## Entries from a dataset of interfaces
+++
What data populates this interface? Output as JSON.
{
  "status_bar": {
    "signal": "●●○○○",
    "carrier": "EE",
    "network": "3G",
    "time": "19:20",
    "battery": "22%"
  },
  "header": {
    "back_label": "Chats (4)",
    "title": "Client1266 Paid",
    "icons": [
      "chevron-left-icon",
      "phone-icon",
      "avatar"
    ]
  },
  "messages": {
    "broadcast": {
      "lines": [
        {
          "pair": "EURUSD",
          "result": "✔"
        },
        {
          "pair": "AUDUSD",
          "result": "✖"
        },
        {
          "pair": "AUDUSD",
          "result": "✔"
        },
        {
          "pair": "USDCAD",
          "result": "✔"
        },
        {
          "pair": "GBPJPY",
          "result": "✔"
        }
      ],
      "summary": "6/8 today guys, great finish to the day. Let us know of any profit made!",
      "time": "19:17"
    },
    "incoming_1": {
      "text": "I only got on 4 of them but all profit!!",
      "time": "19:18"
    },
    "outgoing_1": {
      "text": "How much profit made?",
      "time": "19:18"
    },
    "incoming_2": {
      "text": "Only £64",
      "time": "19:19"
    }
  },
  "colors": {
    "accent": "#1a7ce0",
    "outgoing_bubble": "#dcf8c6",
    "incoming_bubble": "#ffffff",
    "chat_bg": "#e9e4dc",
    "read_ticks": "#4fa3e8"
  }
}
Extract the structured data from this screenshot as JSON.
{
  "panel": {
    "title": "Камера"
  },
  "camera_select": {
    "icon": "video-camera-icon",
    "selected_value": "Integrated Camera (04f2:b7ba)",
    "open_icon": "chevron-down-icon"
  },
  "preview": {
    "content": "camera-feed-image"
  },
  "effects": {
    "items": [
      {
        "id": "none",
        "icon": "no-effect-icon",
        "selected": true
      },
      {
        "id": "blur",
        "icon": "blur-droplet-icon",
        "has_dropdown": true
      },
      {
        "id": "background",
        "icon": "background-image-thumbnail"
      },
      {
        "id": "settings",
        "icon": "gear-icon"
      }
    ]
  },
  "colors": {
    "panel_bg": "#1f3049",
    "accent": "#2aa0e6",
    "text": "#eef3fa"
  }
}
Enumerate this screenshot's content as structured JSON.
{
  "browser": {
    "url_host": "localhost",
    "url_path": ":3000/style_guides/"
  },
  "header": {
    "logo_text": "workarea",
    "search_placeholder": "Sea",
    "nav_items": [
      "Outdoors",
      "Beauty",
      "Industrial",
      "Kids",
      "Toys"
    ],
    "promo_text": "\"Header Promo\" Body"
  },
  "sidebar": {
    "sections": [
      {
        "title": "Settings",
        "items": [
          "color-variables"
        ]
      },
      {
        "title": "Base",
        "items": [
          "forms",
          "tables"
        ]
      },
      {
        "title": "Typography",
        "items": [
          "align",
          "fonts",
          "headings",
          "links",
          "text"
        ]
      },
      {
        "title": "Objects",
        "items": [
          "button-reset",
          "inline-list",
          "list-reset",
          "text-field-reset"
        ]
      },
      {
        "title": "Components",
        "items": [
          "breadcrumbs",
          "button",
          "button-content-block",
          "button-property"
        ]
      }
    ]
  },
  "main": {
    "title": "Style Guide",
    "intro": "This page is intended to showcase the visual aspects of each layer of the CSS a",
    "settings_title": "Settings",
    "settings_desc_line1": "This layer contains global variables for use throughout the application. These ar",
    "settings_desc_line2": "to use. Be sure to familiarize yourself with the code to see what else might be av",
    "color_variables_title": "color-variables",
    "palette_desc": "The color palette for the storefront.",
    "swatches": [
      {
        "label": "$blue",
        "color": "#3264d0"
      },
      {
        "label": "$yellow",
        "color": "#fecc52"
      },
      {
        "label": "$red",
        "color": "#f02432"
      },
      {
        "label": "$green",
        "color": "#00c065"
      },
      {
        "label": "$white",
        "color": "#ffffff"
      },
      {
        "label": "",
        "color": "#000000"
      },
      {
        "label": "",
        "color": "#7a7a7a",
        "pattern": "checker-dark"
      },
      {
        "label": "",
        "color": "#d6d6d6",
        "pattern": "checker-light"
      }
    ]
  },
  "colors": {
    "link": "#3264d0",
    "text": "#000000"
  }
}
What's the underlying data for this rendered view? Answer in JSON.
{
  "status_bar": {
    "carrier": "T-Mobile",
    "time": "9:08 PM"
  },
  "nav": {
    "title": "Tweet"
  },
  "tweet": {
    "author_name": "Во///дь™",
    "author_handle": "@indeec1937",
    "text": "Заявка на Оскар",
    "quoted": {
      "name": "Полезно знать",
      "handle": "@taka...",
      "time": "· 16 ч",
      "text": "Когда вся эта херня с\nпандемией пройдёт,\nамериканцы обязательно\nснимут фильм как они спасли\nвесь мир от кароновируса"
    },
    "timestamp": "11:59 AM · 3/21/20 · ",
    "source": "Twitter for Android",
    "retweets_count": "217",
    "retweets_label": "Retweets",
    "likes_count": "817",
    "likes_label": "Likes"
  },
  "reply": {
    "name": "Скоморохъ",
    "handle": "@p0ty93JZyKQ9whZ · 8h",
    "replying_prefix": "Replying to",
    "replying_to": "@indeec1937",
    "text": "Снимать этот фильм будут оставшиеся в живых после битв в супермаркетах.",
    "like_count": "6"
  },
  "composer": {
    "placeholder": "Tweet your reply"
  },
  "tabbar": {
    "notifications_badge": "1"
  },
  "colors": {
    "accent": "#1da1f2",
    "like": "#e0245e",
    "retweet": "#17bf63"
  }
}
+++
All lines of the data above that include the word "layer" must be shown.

## Problem solution
    "intro": "This page is intended to showcase the visual aspects of each layer of the CSS a",
    "settings_desc_line1": "This layer contains global variables for use throughout the application. These ar",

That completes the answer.